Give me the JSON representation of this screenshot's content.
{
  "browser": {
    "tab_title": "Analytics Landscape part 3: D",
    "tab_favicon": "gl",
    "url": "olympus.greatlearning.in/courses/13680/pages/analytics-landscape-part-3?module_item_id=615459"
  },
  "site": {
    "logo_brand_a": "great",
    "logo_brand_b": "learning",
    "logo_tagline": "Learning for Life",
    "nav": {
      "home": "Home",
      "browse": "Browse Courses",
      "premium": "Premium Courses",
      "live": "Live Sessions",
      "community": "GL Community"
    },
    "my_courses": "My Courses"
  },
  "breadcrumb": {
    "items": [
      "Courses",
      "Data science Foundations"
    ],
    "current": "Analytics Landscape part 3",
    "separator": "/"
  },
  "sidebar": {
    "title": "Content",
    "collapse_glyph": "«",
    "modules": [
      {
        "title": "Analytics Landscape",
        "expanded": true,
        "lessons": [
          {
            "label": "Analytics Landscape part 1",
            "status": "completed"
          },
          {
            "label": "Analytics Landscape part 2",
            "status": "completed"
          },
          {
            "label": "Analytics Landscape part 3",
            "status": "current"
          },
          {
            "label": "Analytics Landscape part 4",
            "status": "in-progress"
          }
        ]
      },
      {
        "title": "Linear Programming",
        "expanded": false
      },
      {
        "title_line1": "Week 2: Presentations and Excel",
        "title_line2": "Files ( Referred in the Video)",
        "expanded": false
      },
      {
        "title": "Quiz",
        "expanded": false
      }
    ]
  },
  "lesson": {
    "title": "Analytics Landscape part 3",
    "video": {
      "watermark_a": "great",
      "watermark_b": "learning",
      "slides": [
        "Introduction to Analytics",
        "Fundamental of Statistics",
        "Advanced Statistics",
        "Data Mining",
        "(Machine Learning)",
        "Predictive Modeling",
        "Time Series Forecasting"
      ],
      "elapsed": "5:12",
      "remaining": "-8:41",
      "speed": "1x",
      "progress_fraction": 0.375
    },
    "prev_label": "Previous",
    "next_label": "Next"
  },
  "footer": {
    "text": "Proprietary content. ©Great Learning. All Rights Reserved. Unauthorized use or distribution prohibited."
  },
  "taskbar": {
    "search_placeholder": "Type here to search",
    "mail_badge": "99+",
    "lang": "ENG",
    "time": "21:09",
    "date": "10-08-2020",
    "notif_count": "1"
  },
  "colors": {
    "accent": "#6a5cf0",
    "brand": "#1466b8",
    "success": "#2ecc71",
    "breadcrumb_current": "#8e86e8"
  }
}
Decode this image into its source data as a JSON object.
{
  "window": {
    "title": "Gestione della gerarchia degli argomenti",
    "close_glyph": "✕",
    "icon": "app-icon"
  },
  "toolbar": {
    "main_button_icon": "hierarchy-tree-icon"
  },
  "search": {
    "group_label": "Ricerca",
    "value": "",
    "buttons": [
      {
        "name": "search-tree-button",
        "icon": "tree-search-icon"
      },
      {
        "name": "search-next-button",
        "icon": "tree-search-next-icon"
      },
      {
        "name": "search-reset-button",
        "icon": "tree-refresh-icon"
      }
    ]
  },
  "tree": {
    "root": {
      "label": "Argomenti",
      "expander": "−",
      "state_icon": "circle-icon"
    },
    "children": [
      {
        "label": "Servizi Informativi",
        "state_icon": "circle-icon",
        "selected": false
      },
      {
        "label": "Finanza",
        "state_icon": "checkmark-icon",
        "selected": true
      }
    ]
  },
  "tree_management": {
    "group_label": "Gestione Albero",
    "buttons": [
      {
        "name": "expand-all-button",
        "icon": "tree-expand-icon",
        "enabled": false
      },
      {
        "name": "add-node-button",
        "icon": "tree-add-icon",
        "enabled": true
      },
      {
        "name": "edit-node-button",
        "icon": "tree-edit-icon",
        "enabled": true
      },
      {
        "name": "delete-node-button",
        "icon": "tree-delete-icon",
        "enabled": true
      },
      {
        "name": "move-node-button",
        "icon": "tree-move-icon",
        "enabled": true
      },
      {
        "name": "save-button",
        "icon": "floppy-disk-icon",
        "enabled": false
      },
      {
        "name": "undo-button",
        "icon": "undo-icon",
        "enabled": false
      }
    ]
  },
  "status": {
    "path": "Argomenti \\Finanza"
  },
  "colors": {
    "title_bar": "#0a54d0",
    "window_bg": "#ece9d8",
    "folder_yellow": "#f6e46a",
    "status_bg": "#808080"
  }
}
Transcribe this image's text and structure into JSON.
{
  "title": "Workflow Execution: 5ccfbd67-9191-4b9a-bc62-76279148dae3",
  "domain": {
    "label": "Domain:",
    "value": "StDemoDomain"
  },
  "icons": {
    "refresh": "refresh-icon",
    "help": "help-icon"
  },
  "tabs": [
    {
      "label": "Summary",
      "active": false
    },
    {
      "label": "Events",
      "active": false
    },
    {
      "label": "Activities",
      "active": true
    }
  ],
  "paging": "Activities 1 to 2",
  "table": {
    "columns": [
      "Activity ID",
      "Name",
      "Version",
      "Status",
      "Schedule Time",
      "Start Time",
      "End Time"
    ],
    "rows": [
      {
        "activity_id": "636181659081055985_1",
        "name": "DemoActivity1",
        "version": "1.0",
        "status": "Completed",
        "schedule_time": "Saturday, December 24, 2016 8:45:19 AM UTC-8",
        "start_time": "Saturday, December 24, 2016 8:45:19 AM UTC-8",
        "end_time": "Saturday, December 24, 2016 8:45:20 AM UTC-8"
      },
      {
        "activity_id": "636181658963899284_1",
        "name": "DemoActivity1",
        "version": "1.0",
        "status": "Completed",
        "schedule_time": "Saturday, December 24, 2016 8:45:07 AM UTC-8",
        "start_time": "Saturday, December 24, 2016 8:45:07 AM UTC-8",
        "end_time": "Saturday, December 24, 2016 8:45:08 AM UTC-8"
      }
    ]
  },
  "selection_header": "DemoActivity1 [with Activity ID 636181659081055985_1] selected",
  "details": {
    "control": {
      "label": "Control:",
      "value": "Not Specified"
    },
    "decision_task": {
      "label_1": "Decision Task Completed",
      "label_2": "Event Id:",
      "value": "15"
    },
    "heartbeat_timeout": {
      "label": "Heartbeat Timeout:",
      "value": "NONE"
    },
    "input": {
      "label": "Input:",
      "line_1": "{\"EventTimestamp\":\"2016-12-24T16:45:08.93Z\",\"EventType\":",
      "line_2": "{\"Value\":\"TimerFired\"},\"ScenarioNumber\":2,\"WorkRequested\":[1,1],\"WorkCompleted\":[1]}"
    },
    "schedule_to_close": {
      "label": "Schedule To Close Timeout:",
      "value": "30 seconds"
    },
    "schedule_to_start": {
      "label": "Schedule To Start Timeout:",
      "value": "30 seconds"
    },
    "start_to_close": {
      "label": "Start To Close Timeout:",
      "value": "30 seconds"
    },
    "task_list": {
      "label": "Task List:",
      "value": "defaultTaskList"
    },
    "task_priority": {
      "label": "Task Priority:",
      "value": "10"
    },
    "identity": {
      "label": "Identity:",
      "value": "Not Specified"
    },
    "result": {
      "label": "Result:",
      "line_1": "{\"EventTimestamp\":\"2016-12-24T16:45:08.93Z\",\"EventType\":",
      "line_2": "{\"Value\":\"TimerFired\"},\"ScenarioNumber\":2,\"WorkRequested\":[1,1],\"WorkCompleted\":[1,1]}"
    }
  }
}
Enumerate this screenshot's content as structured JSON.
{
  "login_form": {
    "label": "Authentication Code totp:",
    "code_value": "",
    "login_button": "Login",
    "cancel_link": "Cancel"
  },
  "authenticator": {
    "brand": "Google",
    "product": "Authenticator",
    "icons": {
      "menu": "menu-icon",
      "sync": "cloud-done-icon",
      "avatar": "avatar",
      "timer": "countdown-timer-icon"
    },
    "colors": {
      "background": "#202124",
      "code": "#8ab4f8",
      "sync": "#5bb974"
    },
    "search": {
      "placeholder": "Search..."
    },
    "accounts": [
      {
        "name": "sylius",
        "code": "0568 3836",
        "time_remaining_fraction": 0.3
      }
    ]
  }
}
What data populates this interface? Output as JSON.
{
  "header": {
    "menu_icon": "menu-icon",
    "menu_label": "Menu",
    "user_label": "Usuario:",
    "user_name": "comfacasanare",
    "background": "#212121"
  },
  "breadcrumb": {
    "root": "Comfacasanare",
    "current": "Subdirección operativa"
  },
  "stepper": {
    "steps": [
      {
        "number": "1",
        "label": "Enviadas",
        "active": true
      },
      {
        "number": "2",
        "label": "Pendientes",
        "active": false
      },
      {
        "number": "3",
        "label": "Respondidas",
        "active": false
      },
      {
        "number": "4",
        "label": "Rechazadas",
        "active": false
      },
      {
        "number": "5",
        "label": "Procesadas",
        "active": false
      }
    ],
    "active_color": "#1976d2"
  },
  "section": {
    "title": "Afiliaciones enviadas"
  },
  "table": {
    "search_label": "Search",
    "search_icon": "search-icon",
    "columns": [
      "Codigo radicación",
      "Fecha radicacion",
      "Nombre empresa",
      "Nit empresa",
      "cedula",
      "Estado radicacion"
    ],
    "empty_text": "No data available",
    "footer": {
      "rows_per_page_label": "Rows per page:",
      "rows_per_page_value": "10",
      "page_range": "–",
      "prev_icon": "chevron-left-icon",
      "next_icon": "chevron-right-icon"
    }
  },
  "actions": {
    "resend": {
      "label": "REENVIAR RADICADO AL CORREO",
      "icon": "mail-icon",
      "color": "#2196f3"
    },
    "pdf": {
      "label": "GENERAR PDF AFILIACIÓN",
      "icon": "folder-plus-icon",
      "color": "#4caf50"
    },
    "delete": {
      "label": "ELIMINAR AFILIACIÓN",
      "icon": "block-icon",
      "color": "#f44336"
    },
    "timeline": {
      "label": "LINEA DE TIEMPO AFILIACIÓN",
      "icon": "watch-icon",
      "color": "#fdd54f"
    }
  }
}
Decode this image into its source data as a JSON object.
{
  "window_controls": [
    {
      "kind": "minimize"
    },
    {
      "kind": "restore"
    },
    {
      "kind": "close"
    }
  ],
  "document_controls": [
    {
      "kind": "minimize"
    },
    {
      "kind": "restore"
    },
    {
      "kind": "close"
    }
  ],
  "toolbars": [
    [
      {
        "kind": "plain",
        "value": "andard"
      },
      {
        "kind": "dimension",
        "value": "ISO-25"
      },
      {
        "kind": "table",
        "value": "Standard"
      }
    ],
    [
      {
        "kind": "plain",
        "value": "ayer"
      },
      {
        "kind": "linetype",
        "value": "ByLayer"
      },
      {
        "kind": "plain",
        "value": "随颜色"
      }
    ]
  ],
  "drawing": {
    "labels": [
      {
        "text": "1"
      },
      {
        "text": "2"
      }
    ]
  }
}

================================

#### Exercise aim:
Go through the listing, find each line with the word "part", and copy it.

#### Solution:
    "tab_title": "Analytics Landscape part 3: D",
    "url": "olympus.greatlearning.in/courses/13680/pages/analytics-landscape-part-3?module_item_id=615459"
    "current": "Analytics Landscape part 3",
            "label": "Analytics Landscape part 1",
            "label": "Analytics Landscape part 2",
            "label": "Analytics Landscape part 3",
            "label": "Analytics Landscape part 4",
    "title": "Analytics Landscape part 3",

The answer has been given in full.